## Requirement
Repeat the listing that follows exactly, please.
-----
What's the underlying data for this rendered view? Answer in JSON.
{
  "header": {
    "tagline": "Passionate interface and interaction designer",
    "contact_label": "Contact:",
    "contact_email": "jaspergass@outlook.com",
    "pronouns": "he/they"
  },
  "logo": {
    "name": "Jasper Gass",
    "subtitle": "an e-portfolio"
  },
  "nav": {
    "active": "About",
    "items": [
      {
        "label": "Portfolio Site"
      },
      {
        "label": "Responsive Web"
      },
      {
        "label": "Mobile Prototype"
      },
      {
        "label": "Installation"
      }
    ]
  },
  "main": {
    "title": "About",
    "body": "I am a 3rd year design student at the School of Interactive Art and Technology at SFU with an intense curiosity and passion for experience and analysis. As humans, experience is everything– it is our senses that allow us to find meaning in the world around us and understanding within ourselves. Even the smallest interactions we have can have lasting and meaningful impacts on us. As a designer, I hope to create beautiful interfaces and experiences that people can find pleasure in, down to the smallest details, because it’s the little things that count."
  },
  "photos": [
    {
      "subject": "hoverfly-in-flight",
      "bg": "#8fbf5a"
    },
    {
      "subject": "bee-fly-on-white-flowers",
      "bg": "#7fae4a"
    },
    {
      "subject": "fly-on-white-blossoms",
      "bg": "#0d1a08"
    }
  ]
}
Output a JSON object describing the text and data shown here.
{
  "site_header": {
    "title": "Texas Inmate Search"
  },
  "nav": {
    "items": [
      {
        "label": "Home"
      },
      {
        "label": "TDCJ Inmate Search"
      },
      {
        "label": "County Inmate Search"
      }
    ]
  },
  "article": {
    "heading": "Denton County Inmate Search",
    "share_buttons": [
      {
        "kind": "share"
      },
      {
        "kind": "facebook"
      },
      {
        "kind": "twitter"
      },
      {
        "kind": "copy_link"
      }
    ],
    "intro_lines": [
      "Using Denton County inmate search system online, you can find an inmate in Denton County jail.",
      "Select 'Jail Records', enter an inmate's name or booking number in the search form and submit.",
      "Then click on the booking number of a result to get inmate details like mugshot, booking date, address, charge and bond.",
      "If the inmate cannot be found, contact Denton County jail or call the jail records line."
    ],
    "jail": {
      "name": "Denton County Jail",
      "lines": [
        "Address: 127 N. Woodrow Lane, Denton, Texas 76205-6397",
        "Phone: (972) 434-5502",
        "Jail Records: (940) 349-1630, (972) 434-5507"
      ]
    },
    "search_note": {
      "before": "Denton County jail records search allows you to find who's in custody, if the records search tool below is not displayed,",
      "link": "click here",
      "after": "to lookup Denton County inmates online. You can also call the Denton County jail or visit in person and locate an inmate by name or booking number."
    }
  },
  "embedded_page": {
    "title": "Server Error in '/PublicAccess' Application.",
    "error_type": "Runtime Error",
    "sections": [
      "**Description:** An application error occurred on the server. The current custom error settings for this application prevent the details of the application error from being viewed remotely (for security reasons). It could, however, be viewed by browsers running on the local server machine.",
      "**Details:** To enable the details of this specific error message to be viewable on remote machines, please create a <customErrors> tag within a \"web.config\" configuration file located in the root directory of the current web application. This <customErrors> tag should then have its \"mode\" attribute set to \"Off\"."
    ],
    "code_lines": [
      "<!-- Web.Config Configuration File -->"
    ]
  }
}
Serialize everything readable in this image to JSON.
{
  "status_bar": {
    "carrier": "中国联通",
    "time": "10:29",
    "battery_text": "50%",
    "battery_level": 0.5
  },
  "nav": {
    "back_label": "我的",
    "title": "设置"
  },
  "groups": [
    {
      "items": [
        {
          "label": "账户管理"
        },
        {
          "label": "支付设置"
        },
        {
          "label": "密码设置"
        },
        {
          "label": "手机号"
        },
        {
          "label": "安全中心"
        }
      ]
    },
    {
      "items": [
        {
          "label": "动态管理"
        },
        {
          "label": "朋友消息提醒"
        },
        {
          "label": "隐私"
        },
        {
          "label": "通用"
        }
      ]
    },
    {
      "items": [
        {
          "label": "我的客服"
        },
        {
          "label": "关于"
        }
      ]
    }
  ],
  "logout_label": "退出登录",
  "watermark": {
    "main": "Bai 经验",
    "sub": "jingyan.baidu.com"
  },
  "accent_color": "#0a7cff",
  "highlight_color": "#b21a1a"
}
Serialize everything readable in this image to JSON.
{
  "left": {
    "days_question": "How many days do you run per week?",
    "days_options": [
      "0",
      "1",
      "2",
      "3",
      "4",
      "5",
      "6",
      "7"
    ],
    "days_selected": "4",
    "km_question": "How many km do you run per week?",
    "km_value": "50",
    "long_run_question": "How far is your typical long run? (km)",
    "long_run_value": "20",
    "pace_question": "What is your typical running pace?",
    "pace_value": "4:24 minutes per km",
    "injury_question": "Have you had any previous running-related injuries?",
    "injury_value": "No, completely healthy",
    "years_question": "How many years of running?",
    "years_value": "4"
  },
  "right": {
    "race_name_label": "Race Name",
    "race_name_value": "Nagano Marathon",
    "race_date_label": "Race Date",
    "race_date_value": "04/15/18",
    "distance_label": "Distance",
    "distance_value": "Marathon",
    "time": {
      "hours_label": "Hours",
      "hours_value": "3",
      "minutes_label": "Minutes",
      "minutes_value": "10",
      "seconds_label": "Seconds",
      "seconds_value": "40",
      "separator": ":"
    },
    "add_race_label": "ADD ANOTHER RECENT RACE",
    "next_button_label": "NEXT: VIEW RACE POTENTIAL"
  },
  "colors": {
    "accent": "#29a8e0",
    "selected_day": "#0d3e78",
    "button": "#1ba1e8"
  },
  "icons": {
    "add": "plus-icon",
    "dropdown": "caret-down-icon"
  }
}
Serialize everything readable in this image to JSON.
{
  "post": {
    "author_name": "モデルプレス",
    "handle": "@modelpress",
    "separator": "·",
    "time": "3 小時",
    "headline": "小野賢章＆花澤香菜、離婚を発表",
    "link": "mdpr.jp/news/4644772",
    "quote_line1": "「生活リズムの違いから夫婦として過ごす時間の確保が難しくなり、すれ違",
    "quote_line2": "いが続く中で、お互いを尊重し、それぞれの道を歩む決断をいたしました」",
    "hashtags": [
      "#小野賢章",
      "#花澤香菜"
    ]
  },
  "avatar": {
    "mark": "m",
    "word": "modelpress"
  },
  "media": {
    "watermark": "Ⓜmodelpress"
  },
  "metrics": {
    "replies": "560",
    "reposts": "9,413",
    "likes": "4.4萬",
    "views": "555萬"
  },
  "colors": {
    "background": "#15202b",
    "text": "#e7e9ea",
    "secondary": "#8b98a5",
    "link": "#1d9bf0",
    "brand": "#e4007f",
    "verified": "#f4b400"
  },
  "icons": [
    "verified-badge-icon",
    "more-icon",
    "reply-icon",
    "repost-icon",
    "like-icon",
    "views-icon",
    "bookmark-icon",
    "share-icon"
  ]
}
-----
## Solution below
What's the underlying data for this rendered view? Answer in JSON.
{
  "header": {
    "tagline": "Passionate interface and interaction designer",
    "contact_label": "Contact:",
    "contact_email": "jaspergass@outlook.com",
    "pronouns": "he/they"
  },
  "logo": {
    "name": "Jasper Gass",
    "subtitle": "an e-portfolio"
  },
  "nav": {
    "active": "About",
    "items": [
      {
        "label": "Portfolio Site"
      },
      {
        "label": "Responsive Web"
      },
      {
        "label": "Mobile Prototype"
      },
      {
        "label": "Installation"
      }
    ]
  },
  "main": {
    "title": "About",
    "body": "I am a 3rd year design student at the School of Interactive Art and Technology at SFU with an intense curiosity and passion for experience and analysis. As humans, experience is everything– it is our senses that allow us to find meaning in the world around us and understanding within ourselves. Even the smallest interactions we have can have lasting and meaningful impacts on us. As a designer, I hope to create beautiful interfaces and experiences that people can find pleasure in, down to the smallest details, because it’s the little things that count."
  },
  "photos": [
    {
      "subject": "hoverfly-in-flight",
      "bg": "#8fbf5a"
    },
    {
      "subject": "bee-fly-on-white-flowers",
      "bg": "#7fae4a"
    },
    {
      "subject": "fly-on-white-blossoms",
      "bg": "#0d1a08"
    }
  ]
}
Output a JSON object describing the text and data shown here.
{
  "site_header": {
    "title": "Texas Inmate Search"
  },
  "nav": {
    "items": [
      {
        "label": "Home"
      },
      {
        "label": "TDCJ Inmate Search"
      },
      {
        "label": "County Inmate Search"
      }
    ]
  },
  "article": {
    "heading": "Denton County Inmate Search",
    "share_buttons": [
      {
        "kind": "share"
      },
      {
        "kind": "facebook"
      },
      {
        "kind": "twitter"
      },
      {
        "kind": "copy_link"
      }
    ],
    "intro_lines": [
      "Using Denton County inmate search system online, you can find an inmate in Denton County jail.",
      "Select 'Jail Records', enter an inmate's name or booking number in the search form and submit.",
      "Then click on the booking number of a result to get inmate details like mugshot, booking date, address, charge and bond.",
      "If the inmate cannot be found, contact Denton County jail or call the jail records line."
    ],
    "jail": {
      "name": "Denton County Jail",
      "lines": [
        "Address: 127 N. Woodrow Lane, Denton, Texas 76205-6397",
        "Phone: (972) 434-5502",
        "Jail Records: (940) 349-1630, (972) 434-5507"
      ]
    },
    "search_note": {
      "before": "Denton County jail records search allows you to find who's in custody, if the records search tool below is not displayed,",
      "link": "click here",
      "after": "to lookup Denton County inmates online. You can also call the Denton County jail or visit in person and locate an inmate by name or booking number."
    }
  },
  "embedded_page": {
    "title": "Server Error in '/PublicAccess' Application.",
    "error_type": "Runtime Error",
    "sections": [
      "**Description:** An application error occurred on the server. The current custom error settings for this application prevent the details of the application error from being viewed remotely (for security reasons). It could, however, be viewed by browsers running on the local server machine.",
      "**Details:** To enable the details of this specific error message to be viewable on remote machines, please create a <customErrors> tag within a \"web.config\" configuration file located in the root directory of the current web application. This <customErrors> tag should then have its \"mode\" attribute set to \"Off\"."
    ],
    "code_lines": [
      "<!-- Web.Config Configuration File -->"
    ]
  }
}
Serialize everything readable in this image to JSON.
{
  "status_bar": {
    "carrier": "中国联通",
    "time": "10:29",
    "battery_text": "50%",
    "battery_level": 0.5
  },
  "nav": {
    "back_label": "我的",
    "title": "设置"
  },
  "groups": [
    {
      "items": [
        {
          "label": "账户管理"
        },
        {
          "label": "支付设置"
        },
        {
          "label": "密码设置"
        },
        {
          "label": "手机号"
        },
        {
          "label": "安全中心"
        }
      ]
    },
    {
      "items": [
        {
          "label": "动态管理"
        },
        {
          "label": "朋友消息提醒"
        },
        {
          "label": "隐私"
        },
        {
          "label": "通用"
        }
      ]
    },
    {
      "items": [
        {
          "label": "我的客服"
        },
        {
          "label": "关于"
        }
      ]
    }
  ],
  "logout_label": "退出登录",
  "watermark": {
    "main": "Bai 经验",
    "sub": "jingyan.baidu.com"
  },
  "accent_color": "#0a7cff",
  "highlight_color": "#b21a1a"
}
Serialize everything readable in this image to JSON.
{
  "left": {
    "days_question": "How many days do you run per week?",
    "days_options": [
      "0",
      "1",
      "2",
      "3",
      "4",
      "5",
      "6",
      "7"
    ],
    "days_selected": "4",
    "km_question": "How many km do you run per week?",
    "km_value": "50",
    "long_run_question": "How far is your typical long run? (km)",
    "long_run_value": "20",
    "pace_question": "What is your typical running pace?",
    "pace_value": "4:24 minutes per km",
    "injury_question": "Have you had any previous running-related injuries?",
    "injury_value": "No, completely healthy",
    "years_question": "How many years of running?",
    "years_value": "4"
  },
  "right": {
    "race_name_label": "Race Name",
    "race_name_value": "Nagano Marathon",
    "race_date_label": "Race Date",
    "race_date_value": "04/15/18",
    "distance_label": "Distance",
    "distance_value": "Marathon",
    "time": {
      "hours_label": "Hours",
      "hours_value": "3",
      "minutes_label": "Minutes",
      "minutes_value": "10",
      "seconds_label": "Seconds",
      "seconds_value": "40",
      "separator": ":"
    },
    "add_race_label": "ADD ANOTHER RECENT RACE",
    "next_button_label": "NEXT: VIEW RACE POTENTIAL"
  },
  "colors": {
    "accent": "#29a8e0",
    "selected_day": "#0d3e78",
    "button": "#1ba1e8"
  },
  "icons": {
    "add": "plus-icon",
    "dropdown": "caret-down-icon"
  }
}
Serialize everything readable in this image to JSON.
{
  "post": {
    "author_name": "モデルプレス",
    "handle": "@modelpress",
    "separator": "·",
    "time": "3 小時",
    "headline": "小野賢章＆花澤香菜、離婚を発表",
    "link": "mdpr.jp/news/4644772",
    "quote_line1": "「生活リズムの違いから夫婦として過ごす時間の確保が難しくなり、すれ違",
    "quote_line2": "いが続く中で、お互いを尊重し、それぞれの道を歩む決断をいたしました」",
    "hashtags": [
      "#小野賢章",
      "#花澤香菜"
    ]
  },
  "avatar": {
    "mark": "m",
    "word": "modelpress"
  },
  "media": {
    "watermark": "Ⓜmodelpress"
  },
  "metrics": {
    "replies": "560",
    "reposts": "9,413",
    "likes": "4.4萬",
    "views": "555萬"
  },
  "colors": {
    "background": "#15202b",
    "text": "#e7e9ea",
    "secondary": "#8b98a5",
    "link": "#1d9bf0",
    "brand": "#e4007f",
    "verified": "#f4b400"
  },
  "icons": [
    "verified-badge-icon",
    "more-icon",
    "reply-icon",
    "repost-icon",
    "like-icon",
    "views-icon",
    "bookmark-icon",
    "share-icon"
  ]
}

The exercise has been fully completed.